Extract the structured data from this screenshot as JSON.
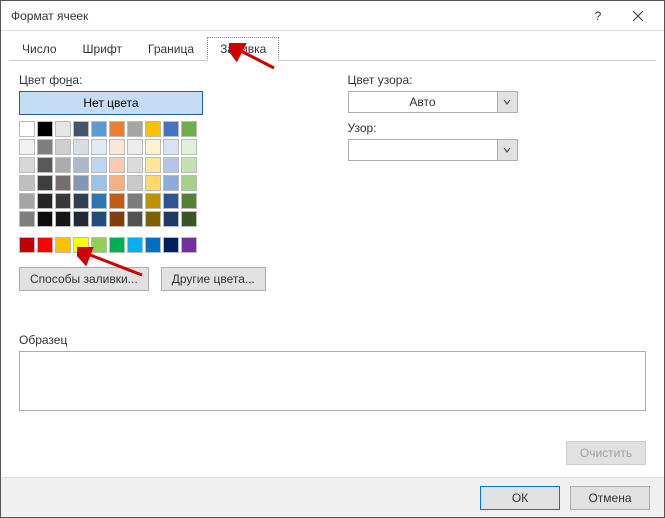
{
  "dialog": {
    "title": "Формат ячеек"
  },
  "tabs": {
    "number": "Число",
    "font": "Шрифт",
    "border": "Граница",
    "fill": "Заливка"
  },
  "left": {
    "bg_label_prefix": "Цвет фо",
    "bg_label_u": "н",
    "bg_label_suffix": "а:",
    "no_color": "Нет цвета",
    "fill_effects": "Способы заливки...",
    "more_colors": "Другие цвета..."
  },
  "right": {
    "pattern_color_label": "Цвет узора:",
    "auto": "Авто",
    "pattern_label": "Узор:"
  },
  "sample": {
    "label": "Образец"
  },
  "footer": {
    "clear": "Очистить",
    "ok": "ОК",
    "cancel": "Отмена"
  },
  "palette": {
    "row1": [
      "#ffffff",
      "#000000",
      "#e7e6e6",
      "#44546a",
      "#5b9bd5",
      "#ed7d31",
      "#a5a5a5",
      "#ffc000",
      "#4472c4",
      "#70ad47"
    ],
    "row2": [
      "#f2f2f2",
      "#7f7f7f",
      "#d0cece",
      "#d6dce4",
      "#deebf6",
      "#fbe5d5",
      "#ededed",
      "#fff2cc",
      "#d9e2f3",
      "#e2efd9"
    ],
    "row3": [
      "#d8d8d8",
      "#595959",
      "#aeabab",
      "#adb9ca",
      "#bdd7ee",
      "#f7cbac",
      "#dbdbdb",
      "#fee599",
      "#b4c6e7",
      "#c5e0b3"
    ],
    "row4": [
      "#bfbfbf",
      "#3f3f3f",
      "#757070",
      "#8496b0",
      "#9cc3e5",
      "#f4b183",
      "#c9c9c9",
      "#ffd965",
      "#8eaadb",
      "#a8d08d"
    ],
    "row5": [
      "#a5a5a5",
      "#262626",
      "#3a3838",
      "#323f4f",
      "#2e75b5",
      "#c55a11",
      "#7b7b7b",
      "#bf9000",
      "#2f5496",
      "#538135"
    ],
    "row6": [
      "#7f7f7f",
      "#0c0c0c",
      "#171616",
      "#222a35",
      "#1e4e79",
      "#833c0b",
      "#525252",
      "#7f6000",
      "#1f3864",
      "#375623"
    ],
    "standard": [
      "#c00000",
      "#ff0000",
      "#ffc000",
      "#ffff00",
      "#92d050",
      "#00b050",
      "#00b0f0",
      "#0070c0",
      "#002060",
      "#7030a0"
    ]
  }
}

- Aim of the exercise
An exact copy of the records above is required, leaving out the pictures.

- Your response
Extract the structured data from this screenshot as JSON.
{
  "dialog": {
    "title": "Формат ячеек"
  },
  "tabs": {
    "number": "Число",
    "font": "Шрифт",
    "border": "Граница",
    "fill": "Заливка"
  },
  "left": {
    "bg_label_prefix": "Цвет фо",
    "bg_label_u": "н",
    "bg_label_suffix": "а:",
    "no_color": "Нет цвета",
    "fill_effects": "Способы заливки...",
    "more_colors": "Другие цвета..."
  },
  "right": {
    "pattern_color_label": "Цвет узора:",
    "auto": "Авто",
    "pattern_label": "Узор:"
  },
  "sample": {
    "label": "Образец"
  },
  "footer": {
    "clear": "Очистить",
    "ok": "ОК",
    "cancel": "Отмена"
  },
  "palette": {
    "row1": [
      "#ffffff",
      "#000000",
      "#e7e6e6",
      "#44546a",
      "#5b9bd5",
      "#ed7d31",
      "#a5a5a5",
      "#ffc000",
      "#4472c4",
      "#70ad47"
    ],
    "row2": [
      "#f2f2f2",
      "#7f7f7f",
      "#d0cece",
      "#d6dce4",
      "#deebf6",
      "#fbe5d5",
      "#ededed",
      "#fff2cc",
      "#d9e2f3",
      "#e2efd9"
    ],
    "row3": [
      "#d8d8d8",
      "#595959",
      "#aeabab",
      "#adb9ca",
      "#bdd7ee",
      "#f7cbac",
      "#dbdbdb",
      "#fee599",
      "#b4c6e7",
      "#c5e0b3"
    ],
    "row4": [
      "#bfbfbf",
      "#3f3f3f",
      "#757070",
      "#8496b0",
      "#9cc3e5",
      "#f4b183",
      "#c9c9c9",
      "#ffd965",
      "#8eaadb",
      "#a8d08d"
    ],
    "row5": [
      "#a5a5a5",
      "#262626",
      "#3a3838",
      "#323f4f",
      "#2e75b5",
      "#c55a11",
      "#7b7b7b",
      "#bf9000",
      "#2f5496",
      "#538135"
    ],
    "row6": [
      "#7f7f7f",
      "#0c0c0c",
      "#171616",
      "#222a35",
      "#1e4e79",
      "#833c0b",
      "#525252",
      "#7f6000",
      "#1f3864",
      "#375623"
    ],
    "standard": [
      "#c00000",
      "#ff0000",
      "#ffc000",
      "#ffff00",
      "#92d050",
      "#00b050",
      "#00b0f0",
      "#0070c0",
      "#002060",
      "#7030a0"
    ]
  }
}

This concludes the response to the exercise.